Lysophosphatidic acid levels in cerebrospinal fluid and plasma samples in patients with major depressive disorder.
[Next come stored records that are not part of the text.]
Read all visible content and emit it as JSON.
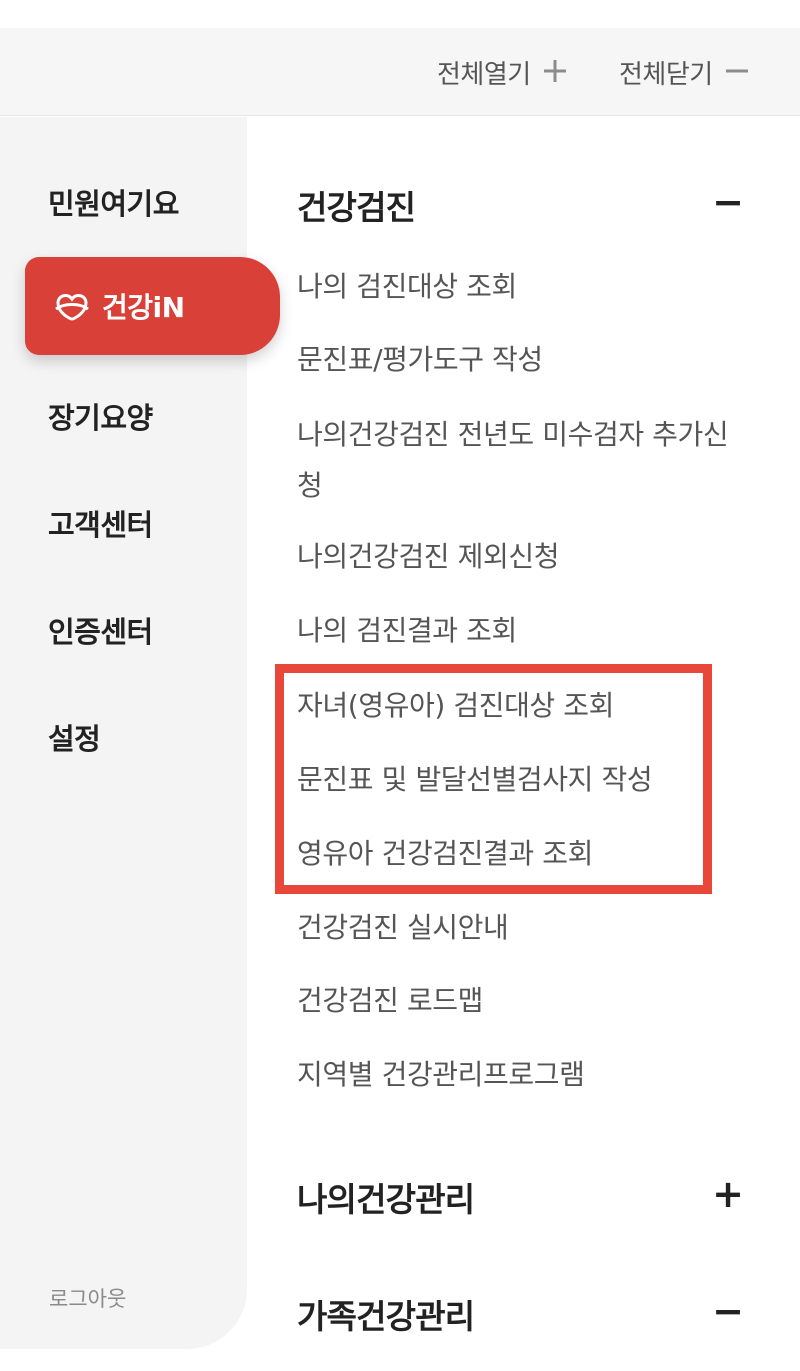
{
  "toolbar": {
    "expand_all": "전체열기",
    "collapse_all": "전체닫기",
    "expand_icon": "plus-icon",
    "collapse_icon": "minus-icon"
  },
  "sidebar": {
    "items": [
      {
        "label": "민원여기요"
      },
      {
        "label": "건강iN",
        "active": true,
        "icon": "health-in-logo-icon"
      },
      {
        "label": "장기요양"
      },
      {
        "label": "고객센터"
      },
      {
        "label": "인증센터"
      },
      {
        "label": "설정"
      }
    ],
    "logout": "로그아웃",
    "active_color": "#d84038"
  },
  "sections": [
    {
      "title": "건강검진",
      "toggle": "−",
      "expanded": true,
      "items": [
        "나의 검진대상 조회",
        "문진표/평가도구 작성",
        "나의건강검진 전년도 미수검자 추가신청",
        "나의건강검진 제외신청",
        "나의 검진결과 조회",
        "자녀(영유아) 검진대상 조회",
        "문진표 및 발달선별검사지 작성",
        "영유아 건강검진결과 조회",
        "건강검진 실시안내",
        "건강검진 로드맵",
        "지역별 건강관리프로그램"
      ]
    },
    {
      "title": "나의건강관리",
      "toggle": "+",
      "expanded": false
    },
    {
      "title": "가족건강관리",
      "toggle": "−",
      "expanded": true
    }
  ],
  "highlight": {
    "color": "#e8483a",
    "items": [
      "자녀(영유아) 검진대상 조회",
      "문진표 및 발달선별검사지 작성",
      "영유아 건강검진결과 조회"
    ]
  }
}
Major depressive disorder (MDD) is the most common psychiatric disorders. However, a biochemical marker has yet to be established for clinical purposes. It is proposed that lysophosphatidic acid (LPA, 1-acyl-2-sn-glycerol-3-phosphoate) plays some important roles in emotional regulation of experimental animals. Therefore, in this study, we measured LPA levels using enzyme-linked immunosorbent assays of cerebrospinal fluid (CSF) and plasma samples from patients with MDD. The participants were 52 patients and 49 normal healthy controls for CSF study, and 47 patients and 44 controls for plasma study. We used the Japanese version of the GRID Hamilton Depression Rating Scale (17-item version) for the assessment of depressive symptoms. We found no associations between LPA levels (CSF or plasma) and either diagnosis or severity of MDD, or with psychotropic medication. In conclusion, our data suggest that LPA levels likely would not serve as a practical biomarker of MDD.